This week, communities affected by the Dawei Special Economic Zone (SEZ) testified at a public hearing at the National Human Rights Commission of Thailand (NHRCT) about the human rights and environmental impacts of the project. At the hearing, Dawei Development Association (DDA), a local civil society network, and community representatives presented a new report, entitled “Voices From the Ground: Concerns Over the Dawei Special Economic Zone and Related Projects”. Previously, in March 2013, the DDA and the affected communities submitted a complaint to the NHRCT, shortly after which one of the commissioners visited the Dawei SEZ to bear witness to the claims.
The report found that 36 villages with as many as 43,000 residents would be directly affected by the Dawei SEZ and related projects, the majority of whom rely on land-based livelihoods, including agriculture, raising livestock and fishing. Seventy-one percent of the households surveyed randomly for the report said they expect to lose all or at least some of their land due to the project. Many have already lost their property due to land confiscation. Other land has been rendered unusable by landslides or water blockages due to SEZ construction. Only 15% of households surveyed received any compensation for their lost land, crops and homes. Furthermore, the compensation process is deeply flawed: it lacks clarity about how the compensations are calculated as well as the equity and accuracy of these calculations.
The report also documents how the affected communities have not been adequately informed about the Dawei SEZ project. Without enough information or meaningful consultation, the communities have not given their consent to the project.
Most heard of the project by word of mouth, with some only learning about it when officials came to survey their land, homes and gardens ahead of the confiscation. Less than a third of affected people interviewed had attended any meeting about the project; of those who did attend, the majority did not participate because they didn’t understand the process, weren’t invited to ask questions, were afraid to say anything, or felt restricted by the language used.

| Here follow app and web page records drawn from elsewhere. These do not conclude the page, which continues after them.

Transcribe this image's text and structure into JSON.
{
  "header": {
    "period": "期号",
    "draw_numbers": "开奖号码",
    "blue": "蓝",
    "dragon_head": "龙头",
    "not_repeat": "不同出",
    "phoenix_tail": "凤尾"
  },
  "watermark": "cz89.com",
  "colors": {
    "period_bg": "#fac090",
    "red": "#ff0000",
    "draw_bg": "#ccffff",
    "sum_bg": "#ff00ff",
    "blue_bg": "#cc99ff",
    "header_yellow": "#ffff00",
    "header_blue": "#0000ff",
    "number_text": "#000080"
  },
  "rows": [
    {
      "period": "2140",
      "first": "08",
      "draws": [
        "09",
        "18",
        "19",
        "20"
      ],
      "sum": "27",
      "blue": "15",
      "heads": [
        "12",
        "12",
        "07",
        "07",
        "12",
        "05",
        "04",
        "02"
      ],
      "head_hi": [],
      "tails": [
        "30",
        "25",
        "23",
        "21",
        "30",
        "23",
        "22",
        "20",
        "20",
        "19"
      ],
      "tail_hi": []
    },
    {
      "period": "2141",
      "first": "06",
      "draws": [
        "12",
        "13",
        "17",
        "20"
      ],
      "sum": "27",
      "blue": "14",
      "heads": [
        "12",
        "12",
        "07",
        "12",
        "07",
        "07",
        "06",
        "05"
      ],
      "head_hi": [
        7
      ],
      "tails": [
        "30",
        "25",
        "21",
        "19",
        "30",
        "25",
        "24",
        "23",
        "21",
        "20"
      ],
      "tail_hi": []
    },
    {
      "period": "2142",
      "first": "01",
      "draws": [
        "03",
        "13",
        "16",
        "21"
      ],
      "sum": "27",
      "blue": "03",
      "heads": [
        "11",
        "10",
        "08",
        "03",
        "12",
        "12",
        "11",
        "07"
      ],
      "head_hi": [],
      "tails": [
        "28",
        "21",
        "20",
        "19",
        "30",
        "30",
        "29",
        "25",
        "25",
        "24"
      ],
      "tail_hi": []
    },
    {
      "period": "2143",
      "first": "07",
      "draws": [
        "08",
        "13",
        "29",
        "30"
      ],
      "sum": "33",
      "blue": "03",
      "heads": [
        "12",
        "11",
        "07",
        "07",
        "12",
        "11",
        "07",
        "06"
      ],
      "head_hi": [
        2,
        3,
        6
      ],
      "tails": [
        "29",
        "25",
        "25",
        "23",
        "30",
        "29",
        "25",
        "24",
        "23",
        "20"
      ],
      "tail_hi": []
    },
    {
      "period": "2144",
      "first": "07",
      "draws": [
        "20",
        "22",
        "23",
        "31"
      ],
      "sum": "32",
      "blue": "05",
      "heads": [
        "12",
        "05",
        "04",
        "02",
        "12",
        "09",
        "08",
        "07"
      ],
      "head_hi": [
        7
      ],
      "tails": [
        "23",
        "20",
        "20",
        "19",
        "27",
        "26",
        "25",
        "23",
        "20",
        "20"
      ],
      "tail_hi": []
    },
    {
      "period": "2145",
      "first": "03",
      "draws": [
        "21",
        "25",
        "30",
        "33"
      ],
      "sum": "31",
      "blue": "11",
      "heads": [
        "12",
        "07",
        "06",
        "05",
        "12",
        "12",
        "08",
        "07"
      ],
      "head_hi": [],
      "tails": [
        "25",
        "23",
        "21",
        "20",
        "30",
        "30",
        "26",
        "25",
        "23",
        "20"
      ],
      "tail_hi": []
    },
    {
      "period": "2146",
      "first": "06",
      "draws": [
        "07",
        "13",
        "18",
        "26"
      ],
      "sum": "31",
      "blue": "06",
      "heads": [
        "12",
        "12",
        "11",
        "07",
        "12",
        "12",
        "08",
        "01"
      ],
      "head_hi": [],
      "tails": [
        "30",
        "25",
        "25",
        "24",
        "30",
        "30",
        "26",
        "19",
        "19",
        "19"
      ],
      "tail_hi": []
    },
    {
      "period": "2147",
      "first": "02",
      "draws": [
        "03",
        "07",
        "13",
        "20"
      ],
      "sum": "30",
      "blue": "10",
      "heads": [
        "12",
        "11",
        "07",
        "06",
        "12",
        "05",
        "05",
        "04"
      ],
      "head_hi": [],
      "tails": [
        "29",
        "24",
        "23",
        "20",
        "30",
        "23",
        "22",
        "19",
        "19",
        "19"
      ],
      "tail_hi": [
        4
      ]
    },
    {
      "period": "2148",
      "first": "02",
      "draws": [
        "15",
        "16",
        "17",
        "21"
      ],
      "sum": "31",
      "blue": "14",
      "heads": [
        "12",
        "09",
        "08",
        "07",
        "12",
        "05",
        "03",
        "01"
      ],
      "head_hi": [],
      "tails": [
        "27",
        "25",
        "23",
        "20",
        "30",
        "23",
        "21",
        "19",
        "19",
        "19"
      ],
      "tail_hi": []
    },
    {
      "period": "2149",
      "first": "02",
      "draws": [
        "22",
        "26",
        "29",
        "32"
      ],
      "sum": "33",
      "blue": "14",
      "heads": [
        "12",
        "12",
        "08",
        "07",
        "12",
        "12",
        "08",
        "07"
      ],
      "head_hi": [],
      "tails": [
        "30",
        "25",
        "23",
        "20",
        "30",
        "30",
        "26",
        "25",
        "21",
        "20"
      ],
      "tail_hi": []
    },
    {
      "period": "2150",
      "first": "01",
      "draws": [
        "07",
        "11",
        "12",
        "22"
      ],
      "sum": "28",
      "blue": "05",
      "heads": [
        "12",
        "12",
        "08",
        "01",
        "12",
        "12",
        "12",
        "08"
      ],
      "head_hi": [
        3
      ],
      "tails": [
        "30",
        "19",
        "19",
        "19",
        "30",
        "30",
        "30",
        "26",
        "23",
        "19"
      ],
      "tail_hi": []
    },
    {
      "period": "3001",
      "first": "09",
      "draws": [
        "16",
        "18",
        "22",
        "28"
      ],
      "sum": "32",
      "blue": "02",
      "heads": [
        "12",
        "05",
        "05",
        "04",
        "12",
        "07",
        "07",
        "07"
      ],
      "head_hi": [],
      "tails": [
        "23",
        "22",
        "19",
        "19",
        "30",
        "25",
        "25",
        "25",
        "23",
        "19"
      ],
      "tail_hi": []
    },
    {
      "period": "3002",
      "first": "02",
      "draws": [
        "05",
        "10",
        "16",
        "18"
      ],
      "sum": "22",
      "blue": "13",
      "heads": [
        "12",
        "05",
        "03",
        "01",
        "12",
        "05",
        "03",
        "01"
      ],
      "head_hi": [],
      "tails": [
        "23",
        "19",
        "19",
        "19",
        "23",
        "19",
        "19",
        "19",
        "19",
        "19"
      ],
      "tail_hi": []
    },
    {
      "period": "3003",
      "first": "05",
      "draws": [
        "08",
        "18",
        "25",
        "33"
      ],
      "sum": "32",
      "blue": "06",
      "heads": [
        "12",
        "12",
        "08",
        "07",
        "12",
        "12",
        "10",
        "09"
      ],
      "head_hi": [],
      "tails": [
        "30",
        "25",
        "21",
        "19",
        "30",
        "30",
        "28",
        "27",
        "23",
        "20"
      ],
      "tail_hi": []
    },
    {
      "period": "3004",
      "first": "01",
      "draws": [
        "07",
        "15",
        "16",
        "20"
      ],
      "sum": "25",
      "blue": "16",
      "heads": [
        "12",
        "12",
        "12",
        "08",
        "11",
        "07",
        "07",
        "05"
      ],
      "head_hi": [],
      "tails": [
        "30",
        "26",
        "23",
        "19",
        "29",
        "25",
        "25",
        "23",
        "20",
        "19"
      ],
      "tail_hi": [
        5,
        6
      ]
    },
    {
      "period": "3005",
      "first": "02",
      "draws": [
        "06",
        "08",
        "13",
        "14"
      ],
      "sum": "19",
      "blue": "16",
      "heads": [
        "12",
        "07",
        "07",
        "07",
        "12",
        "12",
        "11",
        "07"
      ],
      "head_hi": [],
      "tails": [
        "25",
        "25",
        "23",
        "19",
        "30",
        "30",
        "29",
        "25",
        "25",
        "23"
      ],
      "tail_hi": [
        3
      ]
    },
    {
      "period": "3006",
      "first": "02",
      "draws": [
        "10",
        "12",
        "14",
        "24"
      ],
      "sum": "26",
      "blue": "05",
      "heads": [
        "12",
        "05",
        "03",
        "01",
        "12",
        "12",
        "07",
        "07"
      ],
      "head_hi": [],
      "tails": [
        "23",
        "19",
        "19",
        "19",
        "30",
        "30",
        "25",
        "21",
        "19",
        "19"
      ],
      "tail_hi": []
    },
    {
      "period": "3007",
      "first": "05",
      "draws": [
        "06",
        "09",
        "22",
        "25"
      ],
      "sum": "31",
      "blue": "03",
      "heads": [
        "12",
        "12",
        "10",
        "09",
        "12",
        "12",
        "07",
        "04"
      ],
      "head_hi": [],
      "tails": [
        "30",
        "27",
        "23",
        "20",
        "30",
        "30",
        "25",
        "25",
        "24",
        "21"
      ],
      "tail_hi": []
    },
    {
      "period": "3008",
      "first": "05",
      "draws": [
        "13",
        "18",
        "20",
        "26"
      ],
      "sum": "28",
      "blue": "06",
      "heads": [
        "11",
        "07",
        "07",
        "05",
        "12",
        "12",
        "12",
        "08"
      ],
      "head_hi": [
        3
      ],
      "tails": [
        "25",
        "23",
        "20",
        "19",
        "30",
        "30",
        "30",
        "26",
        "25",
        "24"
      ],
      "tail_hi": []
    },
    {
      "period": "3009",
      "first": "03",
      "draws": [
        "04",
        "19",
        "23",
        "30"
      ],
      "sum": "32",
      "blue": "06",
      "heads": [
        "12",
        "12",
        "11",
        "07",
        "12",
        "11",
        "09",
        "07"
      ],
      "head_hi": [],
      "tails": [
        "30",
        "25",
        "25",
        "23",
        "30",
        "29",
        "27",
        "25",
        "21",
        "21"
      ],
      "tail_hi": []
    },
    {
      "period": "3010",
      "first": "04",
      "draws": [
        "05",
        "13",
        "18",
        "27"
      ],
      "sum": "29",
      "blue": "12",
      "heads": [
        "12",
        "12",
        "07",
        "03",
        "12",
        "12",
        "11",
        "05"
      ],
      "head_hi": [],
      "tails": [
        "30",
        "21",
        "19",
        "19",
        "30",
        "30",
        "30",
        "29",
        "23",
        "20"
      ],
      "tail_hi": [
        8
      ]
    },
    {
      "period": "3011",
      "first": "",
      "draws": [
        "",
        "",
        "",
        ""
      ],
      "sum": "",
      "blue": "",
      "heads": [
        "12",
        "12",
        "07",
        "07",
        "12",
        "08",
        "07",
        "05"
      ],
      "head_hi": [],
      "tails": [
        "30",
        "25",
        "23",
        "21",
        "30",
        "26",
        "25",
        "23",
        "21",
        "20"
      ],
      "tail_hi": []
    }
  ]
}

The Dawei SEZ and related projects include a deep sea port, an industrial estate, a water reservoir, a road link between the Thailand and Myanmar, and a possible coal-fired power plant. Although the project was initiated in 2008, it has been slow to move forward. In 2010, a 60-year concession was granted to Italian-Thai Development Ltd. (ITD) to develop the Dawei SEZ and related projects. The project was delayed because of environmental and social problems and lack of interest from investors. In 2012, the Myanmar government cancelled ITD’s concession and established a Special Purpose Vehicle, a company jointly owned with the Thai government in equal shares to oversee the project. After Thai Prime Minister, General Prayuth Chan-ocha visited Myanmar earlier this month, he confirmed that the Dawei SEZ project would push ahead “as soon as possible.” Investors – including ITD – have made bids for the project, but very little information has been made available to the public.
“We need information, we need to know exactly who will take responsibility, what will be done to remedy the existing problems and how those responsible will protect against further negative impacts,” said Daw Su Su Swe, from the Tavoyan Women’s Union in the press release from DDA and the community representatives.
Dr. Nirun Pitakwatchara, the NHRCT Commissioner leading the investigation into the Dawei SEZ, asked these same questions to representatives of the Thai Ministry of Finance and other government agencies, but they were not forthcoming. An official from the Neighbouring Countries Economic Development Cooperation Agency said the Myanmar government should take responsibility for the human rights violations associated with the project.
The “Voices from the Ground” report was launched publicly at a panel discussion at the Foreign Correspondents’ Club of Thailand at which DDA and community representatives called on the Thai and Myanmar governments to resolve the human rights and environmental violations before considering a new phase to the project. They plan to release a Myanmar language version of the report in Yangon next month.
This post was written by Jessica Spanton, former staff.